The inspiration for this V-Star 650 was Pristau's V-Star 1100. When his partner saw the bike, he said he wanted his rear fender done the same way-only more so. What started as simply cutting the rear fender took on a life of its own. While the V-Star may look like it has an oversized tire, the rubber is a stock size with a flame tread pattern. The tire looks bigger because of the way Pristau cut and wrapped a Fat Cats fender around it. The curved fender support rods accentuate the fender's shape. The bike was lowered via struts, turning it into a hardtail. There are plates welded into the rear portion of the frame so the frame's curve matches the arc created by the fender and the rear wheel. While he was doing that he redid all the frame's sheet metal to render it weld- and seam-free. A disc kit covering the stock wheel is the back end's final touch.

The previously stretched tank was stretched even more to match the minimized seat, which rests directly on the frame/fender and is covered with ostrich skin. Arlen Ness instruments are frenched into the tank for a completely integrated look. The speedo, however, doesn't work because Pristau didn't want to sully the front end with the cable. The front had been raked out 47 degrees in the first round of mods, but he swapped the triple clamps to get another five degrees. The fork legs are also seven inches longer than stock. The angle is further highlighted by switching the 18-inch front wheel to a 21- x 2.15-inch one. An aftermarket front fender was trimmed down to suit the bike's. The handlebar capping this slick assembly was bent by Pristau himself. The headlights are simply off-the-rack fog lights Pristau modified and sent to Southern Plating Specialties for chroming. Air Rush applied the same base color to the entire bike-even the calipers, wheel hubs and some engine components wear it. The tank sports a pair of evil clowns that are also based on the same color scheme. With this monochromatic approach, the chromed bits really stand out for a clean, simplistic look.

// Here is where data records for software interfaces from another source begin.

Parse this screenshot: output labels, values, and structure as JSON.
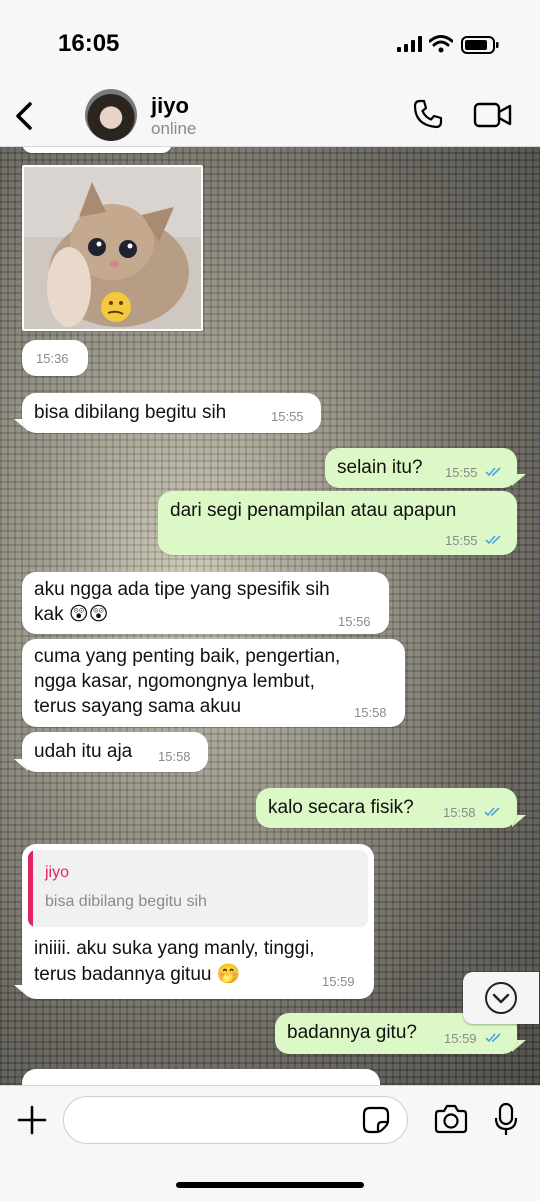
{
  "status_bar": {
    "time": "16:05"
  },
  "header": {
    "contact_name": "jiyo",
    "presence": "online"
  },
  "messages": [
    {
      "dir": "in",
      "type": "image",
      "description": "kitten-thinking-emoji",
      "time": "15:36"
    },
    {
      "dir": "in",
      "lines": [
        "bisa dibilang begitu sih"
      ],
      "time": "15:55"
    },
    {
      "dir": "out",
      "lines": [
        "selain itu?"
      ],
      "time": "15:55",
      "read": true
    },
    {
      "dir": "out",
      "lines": [
        "dari segi penampilan atau apapun"
      ],
      "time": "15:55",
      "read": true
    },
    {
      "dir": "in",
      "lines": [
        "aku ngga ada tipe yang spesifik sih",
        "kak 😲😲"
      ],
      "time": "15:56"
    },
    {
      "dir": "in",
      "lines": [
        "cuma yang penting baik, pengertian,",
        "ngga kasar, ngomongnya lembut,",
        "terus sayang sama akuu"
      ],
      "time": "15:58"
    },
    {
      "dir": "in",
      "lines": [
        "udah itu aja"
      ],
      "time": "15:58"
    },
    {
      "dir": "out",
      "lines": [
        "kalo secara fisik?"
      ],
      "time": "15:58",
      "read": true
    },
    {
      "dir": "in",
      "reply": {
        "author": "jiyo",
        "text": "bisa dibilang begitu sih"
      },
      "lines": [
        "iniiii. aku suka yang manly, tinggi,",
        "terus badannya gituu 🤭"
      ],
      "time": "15:59"
    },
    {
      "dir": "out",
      "lines": [
        "badannya gitu?"
      ],
      "time": "15:59",
      "read": true
    }
  ],
  "colors": {
    "outgoing": "#dcf8c6",
    "incoming": "#ffffff",
    "read_tick": "#4fa3e0",
    "reply_accent": "#e0245e"
  }
}
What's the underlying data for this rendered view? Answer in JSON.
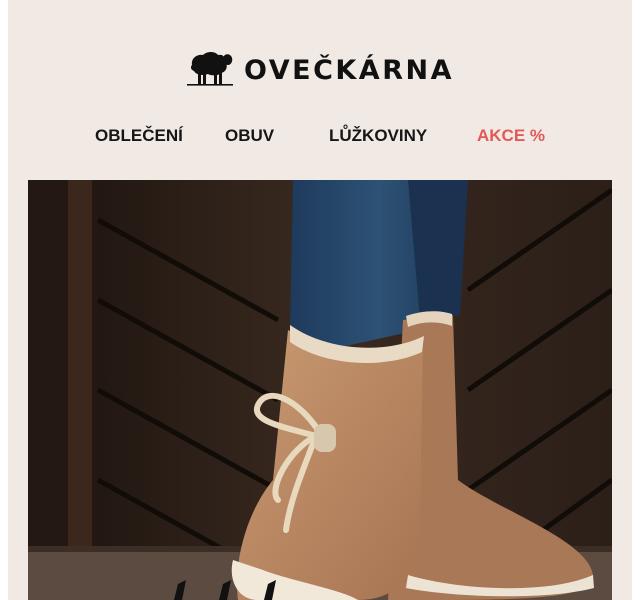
{
  "brand": {
    "name": "OVEČKÁRNA",
    "logo_icon": "sheep-icon"
  },
  "nav": {
    "items": [
      {
        "label": "OBLEČENÍ"
      },
      {
        "label": "OBUV"
      },
      {
        "label": "LŮŽKOVINY"
      },
      {
        "label": "AKCE %"
      }
    ]
  },
  "hero": {
    "subject": "hero-image-sheepskin-boots"
  },
  "colors": {
    "background": "#f1e9e4",
    "text": "#161616",
    "sale": "#e25a58"
  }
}
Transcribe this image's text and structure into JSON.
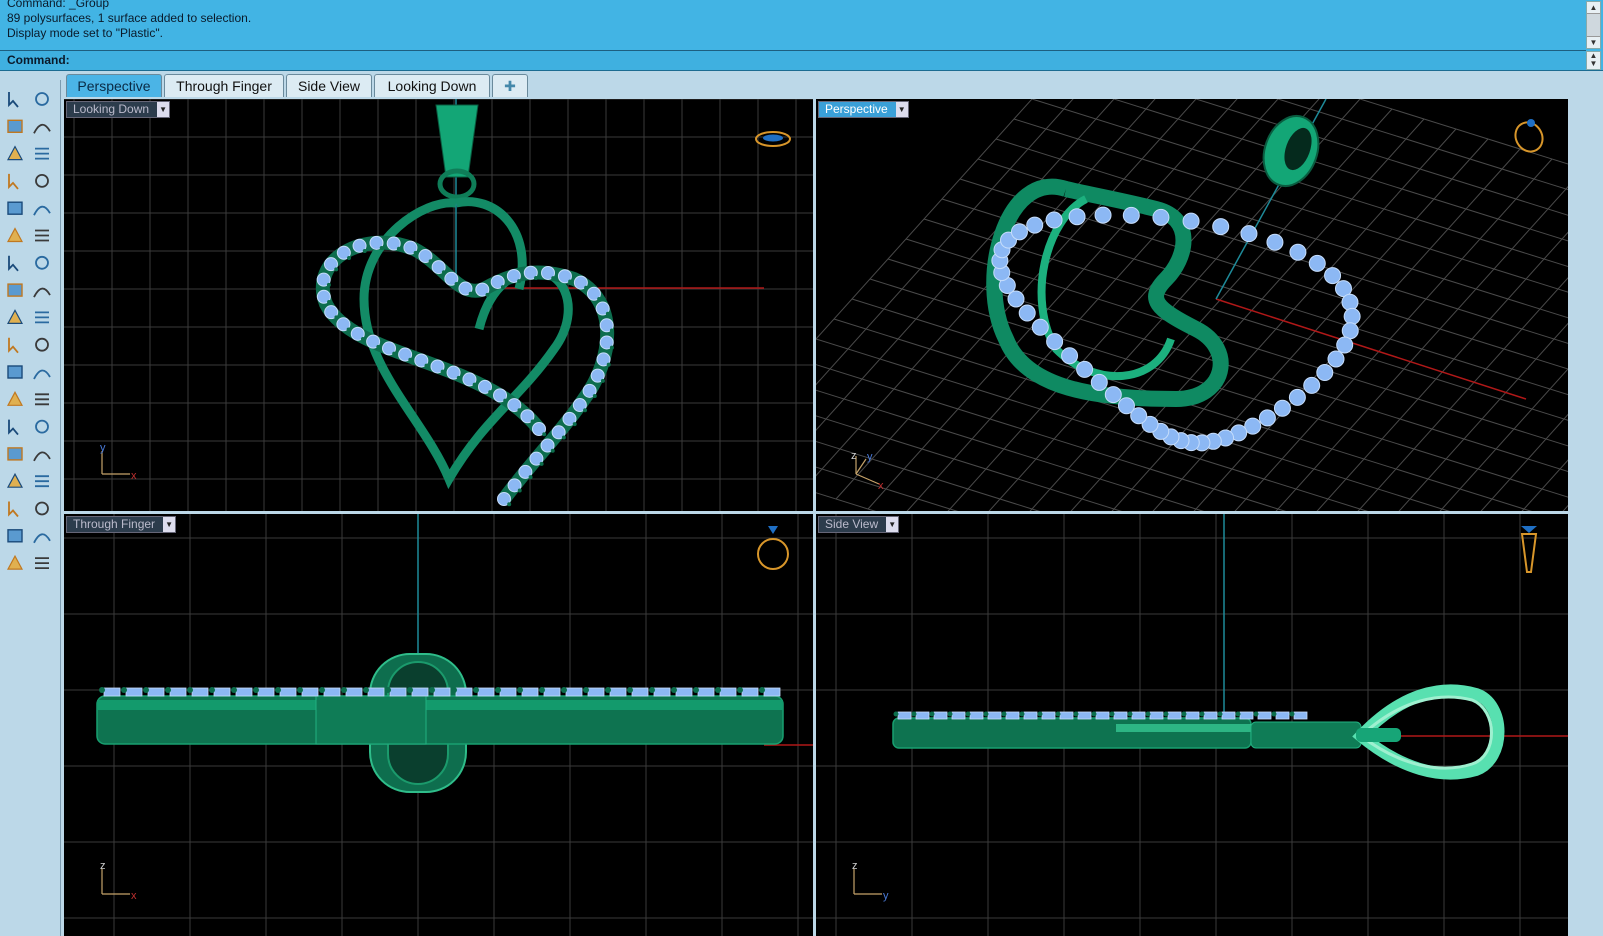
{
  "command_history": [
    "Command: _Group",
    "89 polysurfaces, 1 surface added to selection.",
    "Display mode set to \"Plastic\"."
  ],
  "command_prompt": "Command:",
  "scroll_icons": [
    "scroll-up-icon",
    "scroll-down-icon"
  ],
  "tabs": [
    {
      "label": "Perspective",
      "active": true
    },
    {
      "label": "Through Finger",
      "active": false
    },
    {
      "label": "Side View",
      "active": false
    },
    {
      "label": "Looking Down",
      "active": false
    }
  ],
  "add_tab_icon": "plus-icon",
  "viewports": {
    "looking_down": {
      "label": "Looking Down",
      "axes": {
        "h": "x",
        "v": "y"
      }
    },
    "perspective": {
      "label": "Perspective",
      "active": true,
      "axes": {
        "h": "x",
        "v": "y",
        "up": "z"
      }
    },
    "through_finger": {
      "label": "Through Finger",
      "axes": {
        "h": "x",
        "v": "z"
      }
    },
    "side_view": {
      "label": "Side View",
      "axes": {
        "h": "y",
        "v": "z"
      }
    }
  },
  "toolbar_icons": [
    "select-icon",
    "point-icon",
    "polyline-icon",
    "curve-icon",
    "circle-icon",
    "ellipse-icon",
    "arc-icon",
    "rectangle-icon",
    "polygon-icon",
    "fillet-curve-icon",
    "surface-icon",
    "extrude-surface-icon",
    "box-icon",
    "sphere-icon",
    "cylinder-icon",
    "loft-icon",
    "boolean-icon",
    "explode-icon",
    "trim-icon",
    "split-icon",
    "group-icon",
    "ungroup-icon",
    "fillet-edge-icon",
    "offset-icon",
    "text-icon",
    "scale-icon",
    "array-icon",
    "mirror-icon",
    "solid-icon",
    "dimension-icon",
    "grid-snap-icon",
    "layer-icon",
    "render-icon",
    "check-icon",
    "shade-icon",
    "paint-icon"
  ],
  "colors": {
    "command_bg": "#42b4e4",
    "viewport_bg": "#000000",
    "model": "#129068",
    "gems": "#8cb8f4",
    "x_axis": "#c02020",
    "y_axis": "#20a0b0"
  }
}
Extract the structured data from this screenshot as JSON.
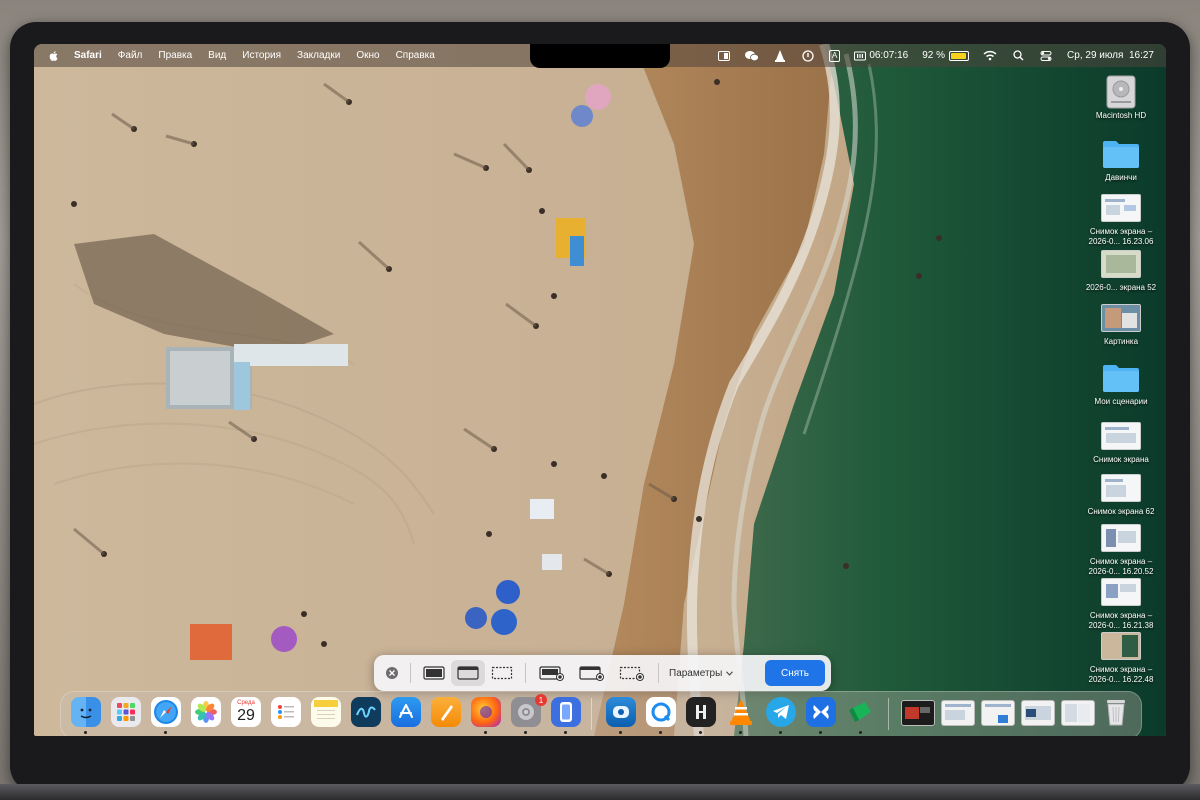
{
  "menubar": {
    "app_name": "Safari",
    "items": [
      "Файл",
      "Правка",
      "Вид",
      "История",
      "Закладки",
      "Окно",
      "Справка"
    ],
    "status_time_counter": "06:07:16",
    "battery_percent": "92 %",
    "battery_level": 0.92,
    "datetime": "Ср, 29 июля  16:27",
    "input_source": "A"
  },
  "desktop": {
    "items": [
      {
        "label": "Macintosh HD",
        "icon": "hard-drive-icon"
      },
      {
        "label": "Давинчи",
        "icon": "folder-icon"
      },
      {
        "label": "Снимок экрана –\n2026-0... 16.23.06",
        "icon": "screenshot-icon"
      },
      {
        "label": "2026-0... экрана 52",
        "icon": "screenshot-icon"
      },
      {
        "label": "Картинка",
        "icon": "image-icon"
      },
      {
        "label": "Мои сценарии",
        "icon": "folder-icon"
      },
      {
        "label": "Снимок экрана",
        "icon": "screenshot-icon"
      },
      {
        "label": "Снимок экрана 62",
        "icon": "screenshot-icon"
      },
      {
        "label": "Снимок экрана –\n2026-0... 16.20.52",
        "icon": "screenshot-icon"
      },
      {
        "label": "Снимок экрана –\n2026-0... 16.21.38",
        "icon": "screenshot-icon"
      },
      {
        "label": "Снимок экрана –\n2026-0... 16.22.48",
        "icon": "screenshot-icon"
      }
    ]
  },
  "capture_toolbar": {
    "options_label": "Параметры",
    "capture_label": "Снять"
  },
  "dock": {
    "calendar_day_label": "Среда",
    "calendar_day_number": "29",
    "settings_badge": "1"
  }
}
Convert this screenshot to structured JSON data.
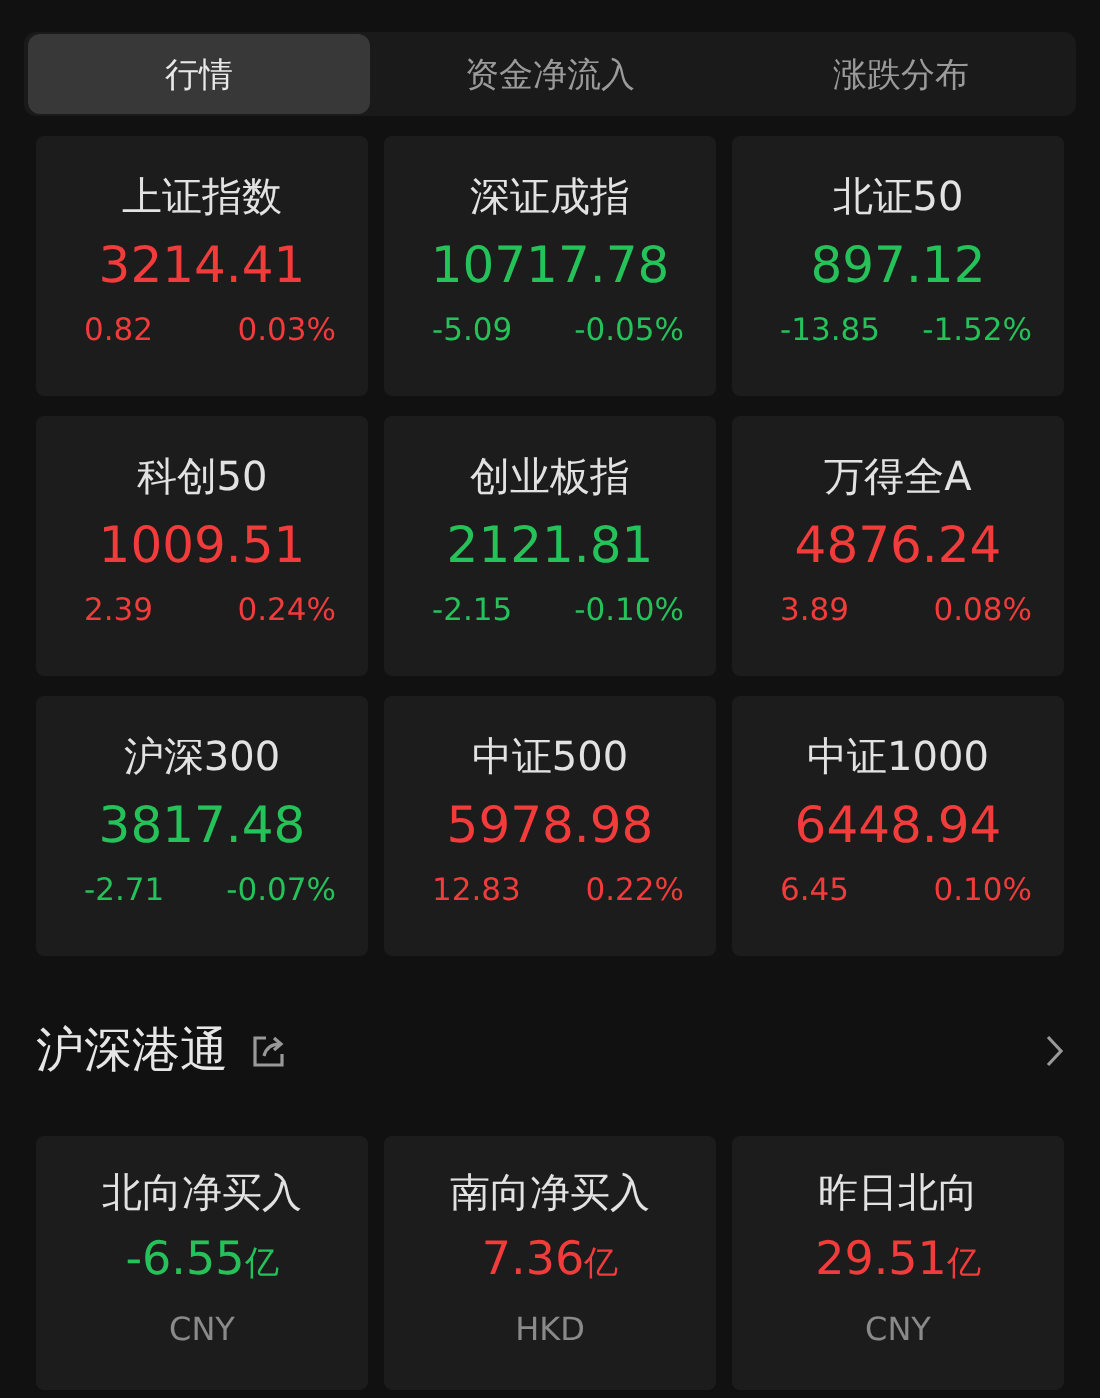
{
  "tabs": [
    {
      "label": "行情",
      "selected": true
    },
    {
      "label": "资金净流入",
      "selected": false
    },
    {
      "label": "涨跌分布",
      "selected": false
    }
  ],
  "indices": [
    {
      "name": "上证指数",
      "value": "3214.41",
      "change": "0.82",
      "percent": "0.03%",
      "color": "#f23b3b"
    },
    {
      "name": "深证成指",
      "value": "10717.78",
      "change": "-5.09",
      "percent": "-0.05%",
      "color": "#25c25a"
    },
    {
      "name": "北证50",
      "value": "897.12",
      "change": "-13.85",
      "percent": "-1.52%",
      "color": "#25c25a"
    },
    {
      "name": "科创50",
      "value": "1009.51",
      "change": "2.39",
      "percent": "0.24%",
      "color": "#f23b3b"
    },
    {
      "name": "创业板指",
      "value": "2121.81",
      "change": "-2.15",
      "percent": "-0.10%",
      "color": "#25c25a"
    },
    {
      "name": "万得全A",
      "value": "4876.24",
      "change": "3.89",
      "percent": "0.08%",
      "color": "#f23b3b"
    },
    {
      "name": "沪深300",
      "value": "3817.48",
      "change": "-2.71",
      "percent": "-0.07%",
      "color": "#25c25a"
    },
    {
      "name": "中证500",
      "value": "5978.98",
      "change": "12.83",
      "percent": "0.22%",
      "color": "#f23b3b"
    },
    {
      "name": "中证1000",
      "value": "6448.94",
      "change": "6.45",
      "percent": "0.10%",
      "color": "#f23b3b"
    }
  ],
  "section": {
    "title": "沪深港通"
  },
  "flows": [
    {
      "name": "北向净买入",
      "value": "-6.55",
      "unit": "亿",
      "currency": "CNY",
      "color": "#25c25a"
    },
    {
      "name": "南向净买入",
      "value": "7.36",
      "unit": "亿",
      "currency": "HKD",
      "color": "#f23b3b"
    },
    {
      "name": "昨日北向",
      "value": "29.51",
      "unit": "亿",
      "currency": "CNY",
      "color": "#f23b3b"
    }
  ]
}
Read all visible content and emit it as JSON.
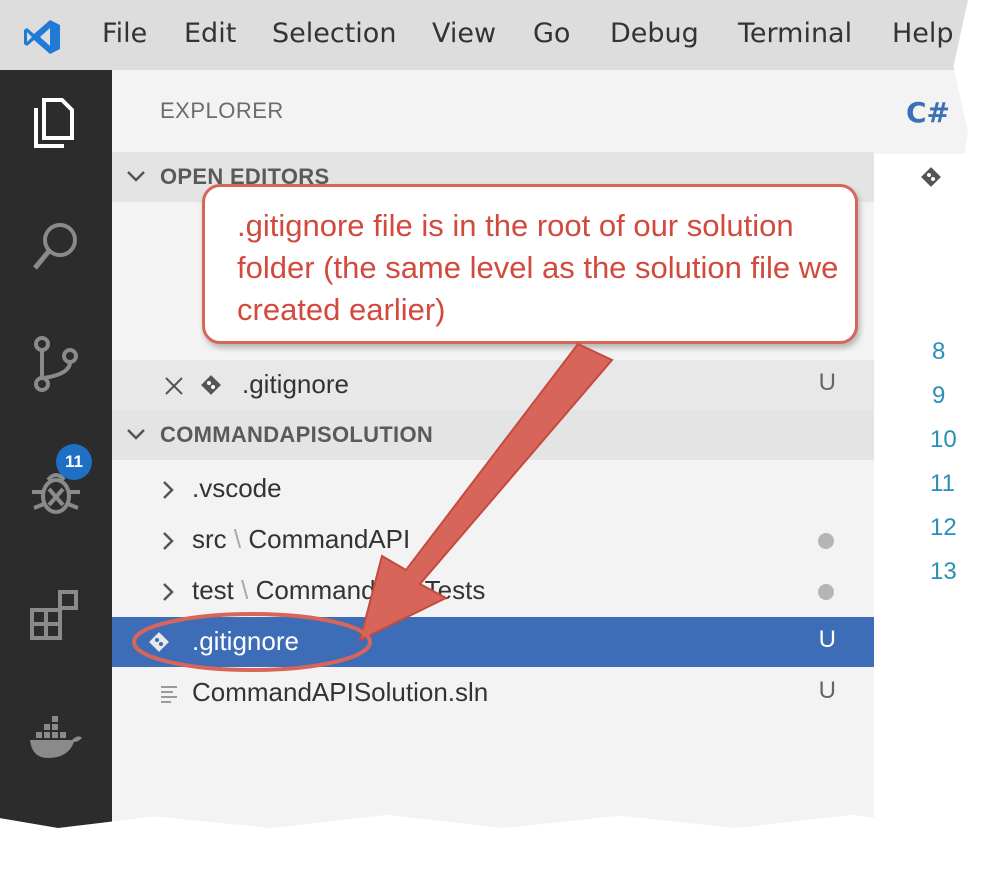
{
  "menu": [
    "File",
    "Edit",
    "Selection",
    "View",
    "Go",
    "Debug",
    "Terminal",
    "Help"
  ],
  "activity_bar": {
    "icons": [
      "explorer-icon",
      "search-icon",
      "source-control-icon",
      "debug-icon",
      "extensions-icon",
      "docker-icon"
    ],
    "scm_badge": "11"
  },
  "explorer": {
    "title": "EXPLORER",
    "open_editors": {
      "label": "OPEN EDITORS",
      "items": [
        {
          "name": ".gitignore",
          "status": "U"
        }
      ]
    },
    "workspace": {
      "label": "COMMANDAPISOLUTION",
      "items": [
        {
          "name": ".vscode"
        },
        {
          "folder": "src",
          "sep": " \\ ",
          "sub": "CommandAPI"
        },
        {
          "folder": "test",
          "sep": " \\ ",
          "sub": "CommandAPI.Tests"
        },
        {
          "name": ".gitignore",
          "status": "U"
        },
        {
          "name": "CommandAPISolution.sln",
          "status": "U"
        }
      ]
    }
  },
  "editor": {
    "tab_icon": "C#",
    "line_numbers": [
      "8",
      "9",
      "10",
      "11",
      "12",
      "13"
    ]
  },
  "callout": {
    "text": ".gitignore file is in the root of our solution folder (the same level as the solution file we created earlier)"
  },
  "colors": {
    "selection": "#3c6db6",
    "callout_accent": "#d8655a",
    "callout_text": "#d24a3d",
    "activity_bar": "#2c2c2c",
    "badge": "#1f6fc5"
  }
}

As far as performance, the stock engine received a Hypercharger and jet kit to match the Bub pipes Pristau modified by cutting them shorter and turning out the tips. Pfiester laughs when asked what it's like to ride this stretched V-Star, saying it isn't easy. But that hasn't stopped her from riding it everywhere from Sturgis to Biketoberfest. She says lots of men she meets say they'd like to get a bike like this for their wives because the seat is so low (it only comes up to her knee), not realizing it is clearly not a beginner's bike. For example, she says the turning radius makes for 15-point U-turns instead of three-point ones. Still, even with 52 degrees of rake, her V-Star doesn't suffer from the massive front-wheel flop some choppers do. She also says the Yamaha's engine is remarkably smooth, much smoother than some of her husband's previous bikes. With only two inches of ground clearance, some special precautions need to be taken when riding. For example, Pfiester rides around speed bumps, saying that's just the price you pay to have a cool custom ride. We'd have to agree, but don't know if we could delay gratification until the perfect bike came along, like Bonnie Pfiester did.